▶ **HOW TO COMPLETE THIS TASK**
Scan the listing below and copy each line holding the word "birthday".

▶ **DATA RECORDS**
● ● ● ● ●

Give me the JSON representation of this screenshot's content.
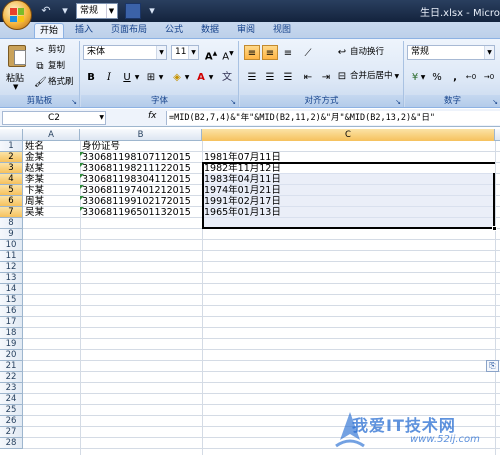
{
  "window": {
    "title": "生日.xlsx - Microsoft"
  },
  "qat": {
    "style_value": "常规"
  },
  "tabs": [
    "开始",
    "插入",
    "页面布局",
    "公式",
    "数据",
    "审阅",
    "视图"
  ],
  "clipboard": {
    "paste": "粘贴",
    "cut": "剪切",
    "copy": "复制",
    "format_painter": "格式刷",
    "label": "剪贴板"
  },
  "font": {
    "name": "宋体",
    "size": "11",
    "bold": "B",
    "italic": "I",
    "underline": "U",
    "label": "字体"
  },
  "alignment": {
    "wrap": "自动换行",
    "merge": "合并后居中",
    "label": "对齐方式"
  },
  "number": {
    "format": "常规",
    "percent": "%",
    "comma": ",",
    "label": "数字"
  },
  "formula_bar": {
    "name_box": "C2",
    "fx": "fx",
    "formula": "=MID(B2,7,4)&\"年\"&MID(B2,11,2)&\"月\"&MID(B2,13,2)&\"日\""
  },
  "columns": [
    "A",
    "B",
    "C"
  ],
  "rows": [
    "1",
    "2",
    "3",
    "4",
    "5",
    "6",
    "7",
    "8",
    "9",
    "10",
    "11",
    "12",
    "13",
    "14",
    "15",
    "16",
    "17",
    "18",
    "19",
    "20",
    "21",
    "22",
    "23",
    "24",
    "25",
    "26",
    "27",
    "28"
  ],
  "sheet": {
    "header": [
      "姓名",
      "身份证号"
    ],
    "records": [
      {
        "name": "金某",
        "id": "330681198107112015",
        "birthday": "1981年07月11日"
      },
      {
        "name": "赵某",
        "id": "330681198211122015",
        "birthday": "1982年11月12日"
      },
      {
        "name": "李某",
        "id": "330681198304112015",
        "birthday": "1983年04月11日"
      },
      {
        "name": "卞某",
        "id": "330681197401212015",
        "birthday": "1974年01月21日"
      },
      {
        "name": "周某",
        "id": "330681199102172015",
        "birthday": "1991年02月17日"
      },
      {
        "name": "吴某",
        "id": "330681196501132015",
        "birthday": "1965年01月13日"
      }
    ]
  },
  "watermark": {
    "text": "我爱IT技术网",
    "url": "www.52ij.com"
  }
}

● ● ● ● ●

▶ **PROBLEM SOLUTION**
        "birthday": "1981年07月11日"
        "birthday": "1982年11月12日"
        "birthday": "1983年04月11日"
        "birthday": "1974年01月21日"
        "birthday": "1991年02月17日"
        "birthday": "1965年01月13日"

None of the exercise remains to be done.